M"ullrich collaborated with a noted Moroccan political poet, Cherif Lamrani, who wrote some lyrics for the band, and they started to tour around Europe. Now, with two albums available in the US (on Shanachie Records) - ``Sahara Electric,'' which has a strong Middle Eastern sound, and ``Life at the Pyramids,'' which reveals more of the band's African leanings - Dissidenten is ready to branch out and reach new audiences. So far they've toured the US once.
``Most people seem to like us,'' says M"ullrich. ``In Spain, we've drawn as many as 200,000 and we draw a minimum of 20,000 to our concerts. But that's an exception, because the Spanish have a strong connection with Arabia, with North Africa - they were Muslims for 800 years. It's still evident everywhere.''
Most of Dissidenten's melodies have a traditional sound, but the musical backgrounds have a definite dance/rock feel. Do music traditionalists have any problems with their music?
``They love it,'' says M"ullrich without hesitation. ``In the West, you often hear that certain things shouldn't be done, they should be preserved, and you know it's like putting these artists into a zoo, or in a museum. We have an audience from punks to grandmothers. We have a dance troupe in traditional costumes, and the rest is electronic and lights, and it fascinates them.''
To expand their horizons even further, Dissidenten is working on a recording project with North American Indians, principally Mohawks, at an Indian reservation near Toronto.
``They'll be singing in their own languages,'' says M"ullrich.
Does he believe that such cross-cultural projects can have a positive social or political effect?

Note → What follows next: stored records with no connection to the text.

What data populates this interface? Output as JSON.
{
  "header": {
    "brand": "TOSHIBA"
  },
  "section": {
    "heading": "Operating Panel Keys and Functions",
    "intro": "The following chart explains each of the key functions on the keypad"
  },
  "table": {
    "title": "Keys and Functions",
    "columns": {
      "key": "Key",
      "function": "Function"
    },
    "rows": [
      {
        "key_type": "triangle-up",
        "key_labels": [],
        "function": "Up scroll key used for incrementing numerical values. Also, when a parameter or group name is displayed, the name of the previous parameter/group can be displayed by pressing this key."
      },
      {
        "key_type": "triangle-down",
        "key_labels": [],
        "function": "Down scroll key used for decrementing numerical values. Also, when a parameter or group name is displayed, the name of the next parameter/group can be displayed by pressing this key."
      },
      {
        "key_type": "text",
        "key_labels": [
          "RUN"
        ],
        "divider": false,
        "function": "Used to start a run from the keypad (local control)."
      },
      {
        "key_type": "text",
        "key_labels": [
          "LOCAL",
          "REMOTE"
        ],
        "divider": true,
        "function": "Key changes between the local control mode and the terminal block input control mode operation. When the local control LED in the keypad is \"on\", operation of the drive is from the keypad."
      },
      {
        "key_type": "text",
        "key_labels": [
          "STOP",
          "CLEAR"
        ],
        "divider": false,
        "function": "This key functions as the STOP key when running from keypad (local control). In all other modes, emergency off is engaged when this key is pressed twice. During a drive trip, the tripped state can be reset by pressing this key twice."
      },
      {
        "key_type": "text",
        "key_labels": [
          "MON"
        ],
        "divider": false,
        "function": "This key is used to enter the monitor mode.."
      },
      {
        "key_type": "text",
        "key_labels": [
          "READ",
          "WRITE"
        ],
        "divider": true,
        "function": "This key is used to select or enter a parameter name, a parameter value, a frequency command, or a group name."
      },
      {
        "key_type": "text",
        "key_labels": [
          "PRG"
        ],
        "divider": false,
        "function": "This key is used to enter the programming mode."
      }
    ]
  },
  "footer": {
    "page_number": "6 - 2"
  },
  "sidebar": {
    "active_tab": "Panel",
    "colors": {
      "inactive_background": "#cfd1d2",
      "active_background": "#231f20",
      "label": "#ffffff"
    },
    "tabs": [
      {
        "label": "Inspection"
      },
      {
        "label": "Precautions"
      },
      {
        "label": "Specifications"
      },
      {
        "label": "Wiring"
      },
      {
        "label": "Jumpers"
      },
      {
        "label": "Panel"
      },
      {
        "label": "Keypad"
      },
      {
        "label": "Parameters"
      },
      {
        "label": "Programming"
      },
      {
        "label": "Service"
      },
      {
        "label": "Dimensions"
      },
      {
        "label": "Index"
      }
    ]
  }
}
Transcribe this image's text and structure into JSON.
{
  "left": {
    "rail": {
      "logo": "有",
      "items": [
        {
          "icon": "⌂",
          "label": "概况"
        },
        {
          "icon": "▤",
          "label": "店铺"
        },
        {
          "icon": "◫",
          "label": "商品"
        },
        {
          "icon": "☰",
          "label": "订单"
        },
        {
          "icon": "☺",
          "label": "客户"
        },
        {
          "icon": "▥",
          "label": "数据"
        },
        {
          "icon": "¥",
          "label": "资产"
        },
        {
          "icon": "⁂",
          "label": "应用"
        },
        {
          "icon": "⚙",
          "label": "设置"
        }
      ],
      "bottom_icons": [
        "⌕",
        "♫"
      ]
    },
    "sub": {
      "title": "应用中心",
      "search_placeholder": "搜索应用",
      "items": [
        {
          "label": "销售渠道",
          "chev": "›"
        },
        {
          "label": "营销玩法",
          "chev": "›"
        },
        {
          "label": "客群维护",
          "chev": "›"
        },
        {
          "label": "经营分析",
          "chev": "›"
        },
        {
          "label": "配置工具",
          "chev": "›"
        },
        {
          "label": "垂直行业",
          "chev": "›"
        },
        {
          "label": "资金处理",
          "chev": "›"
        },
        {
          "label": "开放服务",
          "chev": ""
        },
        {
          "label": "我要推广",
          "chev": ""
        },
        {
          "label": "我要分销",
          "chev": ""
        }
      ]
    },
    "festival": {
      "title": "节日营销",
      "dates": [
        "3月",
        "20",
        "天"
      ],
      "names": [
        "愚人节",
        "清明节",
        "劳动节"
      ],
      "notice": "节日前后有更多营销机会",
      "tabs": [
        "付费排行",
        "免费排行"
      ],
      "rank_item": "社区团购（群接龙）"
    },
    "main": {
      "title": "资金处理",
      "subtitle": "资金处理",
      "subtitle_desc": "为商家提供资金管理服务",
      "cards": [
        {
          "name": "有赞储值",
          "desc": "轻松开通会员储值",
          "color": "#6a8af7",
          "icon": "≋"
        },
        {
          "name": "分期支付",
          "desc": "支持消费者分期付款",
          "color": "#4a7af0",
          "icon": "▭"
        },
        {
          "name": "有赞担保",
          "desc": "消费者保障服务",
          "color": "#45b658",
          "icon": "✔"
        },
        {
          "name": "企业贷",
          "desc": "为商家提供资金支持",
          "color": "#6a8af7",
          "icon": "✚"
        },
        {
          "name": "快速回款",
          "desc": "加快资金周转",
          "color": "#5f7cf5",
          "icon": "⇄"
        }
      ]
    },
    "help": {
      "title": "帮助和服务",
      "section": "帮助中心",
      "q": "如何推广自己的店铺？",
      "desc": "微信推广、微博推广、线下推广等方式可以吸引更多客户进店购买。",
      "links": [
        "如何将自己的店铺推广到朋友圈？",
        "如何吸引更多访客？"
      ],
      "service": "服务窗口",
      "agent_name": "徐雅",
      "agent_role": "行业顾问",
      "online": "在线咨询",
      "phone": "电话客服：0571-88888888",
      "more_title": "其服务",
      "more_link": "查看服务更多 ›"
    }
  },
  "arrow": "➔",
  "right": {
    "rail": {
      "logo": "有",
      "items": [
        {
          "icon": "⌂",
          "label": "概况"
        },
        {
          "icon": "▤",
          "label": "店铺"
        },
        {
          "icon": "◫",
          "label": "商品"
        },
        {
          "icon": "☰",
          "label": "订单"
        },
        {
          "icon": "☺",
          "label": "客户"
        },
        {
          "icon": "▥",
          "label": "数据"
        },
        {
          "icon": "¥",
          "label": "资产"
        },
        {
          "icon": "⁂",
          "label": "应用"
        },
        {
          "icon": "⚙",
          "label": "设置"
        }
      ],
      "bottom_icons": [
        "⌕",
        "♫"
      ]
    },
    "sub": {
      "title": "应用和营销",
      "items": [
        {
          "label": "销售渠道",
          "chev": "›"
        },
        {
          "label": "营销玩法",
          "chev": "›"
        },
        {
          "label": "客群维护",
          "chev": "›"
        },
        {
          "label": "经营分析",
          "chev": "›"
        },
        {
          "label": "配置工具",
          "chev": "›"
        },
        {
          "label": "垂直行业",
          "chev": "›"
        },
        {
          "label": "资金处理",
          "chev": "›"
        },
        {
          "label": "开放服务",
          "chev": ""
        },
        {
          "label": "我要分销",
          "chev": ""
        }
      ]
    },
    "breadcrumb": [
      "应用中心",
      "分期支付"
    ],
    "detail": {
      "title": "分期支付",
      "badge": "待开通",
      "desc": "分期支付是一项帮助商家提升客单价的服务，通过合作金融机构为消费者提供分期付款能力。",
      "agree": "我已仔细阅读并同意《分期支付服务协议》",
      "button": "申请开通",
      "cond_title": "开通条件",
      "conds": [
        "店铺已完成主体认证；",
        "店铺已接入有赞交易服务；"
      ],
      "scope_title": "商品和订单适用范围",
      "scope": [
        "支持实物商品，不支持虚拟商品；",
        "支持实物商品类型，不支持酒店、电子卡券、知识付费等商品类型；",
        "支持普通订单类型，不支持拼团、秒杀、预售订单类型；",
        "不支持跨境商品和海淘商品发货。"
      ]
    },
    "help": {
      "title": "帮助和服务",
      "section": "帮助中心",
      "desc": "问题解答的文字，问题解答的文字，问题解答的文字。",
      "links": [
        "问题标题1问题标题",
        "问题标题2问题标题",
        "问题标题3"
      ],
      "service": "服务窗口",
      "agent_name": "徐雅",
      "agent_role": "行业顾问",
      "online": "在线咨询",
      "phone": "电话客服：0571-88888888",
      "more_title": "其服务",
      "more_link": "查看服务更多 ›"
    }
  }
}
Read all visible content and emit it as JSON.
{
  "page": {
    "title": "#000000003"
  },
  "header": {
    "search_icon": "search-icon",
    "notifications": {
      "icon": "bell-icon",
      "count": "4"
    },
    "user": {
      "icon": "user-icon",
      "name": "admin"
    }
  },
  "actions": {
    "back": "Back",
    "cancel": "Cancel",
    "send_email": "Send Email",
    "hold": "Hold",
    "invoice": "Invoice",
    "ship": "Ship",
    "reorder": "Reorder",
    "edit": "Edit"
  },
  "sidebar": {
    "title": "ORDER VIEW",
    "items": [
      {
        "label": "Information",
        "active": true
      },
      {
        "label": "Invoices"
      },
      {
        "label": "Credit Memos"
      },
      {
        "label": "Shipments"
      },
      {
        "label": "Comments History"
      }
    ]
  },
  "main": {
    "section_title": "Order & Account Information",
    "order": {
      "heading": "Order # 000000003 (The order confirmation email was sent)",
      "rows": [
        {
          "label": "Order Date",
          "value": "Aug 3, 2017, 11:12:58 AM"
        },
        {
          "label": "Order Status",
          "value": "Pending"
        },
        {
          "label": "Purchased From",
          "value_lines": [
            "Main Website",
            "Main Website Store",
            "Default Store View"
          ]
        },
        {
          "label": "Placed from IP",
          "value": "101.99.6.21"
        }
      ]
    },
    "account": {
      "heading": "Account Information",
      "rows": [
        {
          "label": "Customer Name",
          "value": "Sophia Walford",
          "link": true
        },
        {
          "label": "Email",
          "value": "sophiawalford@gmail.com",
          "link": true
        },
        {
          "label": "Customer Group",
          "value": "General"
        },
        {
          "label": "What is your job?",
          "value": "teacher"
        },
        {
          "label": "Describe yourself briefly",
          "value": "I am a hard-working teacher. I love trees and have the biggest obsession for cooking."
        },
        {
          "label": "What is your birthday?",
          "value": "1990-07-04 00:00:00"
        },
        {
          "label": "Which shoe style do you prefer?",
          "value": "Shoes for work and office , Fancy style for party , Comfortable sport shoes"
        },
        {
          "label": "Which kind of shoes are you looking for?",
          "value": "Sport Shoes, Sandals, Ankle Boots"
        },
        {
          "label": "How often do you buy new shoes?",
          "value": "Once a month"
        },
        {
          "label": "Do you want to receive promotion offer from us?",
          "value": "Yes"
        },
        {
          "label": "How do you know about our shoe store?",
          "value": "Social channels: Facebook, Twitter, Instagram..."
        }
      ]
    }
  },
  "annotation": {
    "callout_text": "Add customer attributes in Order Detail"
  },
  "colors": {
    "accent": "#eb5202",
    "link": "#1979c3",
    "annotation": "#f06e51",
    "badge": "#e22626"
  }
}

``Sometimes things are automatically political, just because they're common sense. Musicians from different parts of the world get on stage together and communicate; playing together becomes a common language that we all have.''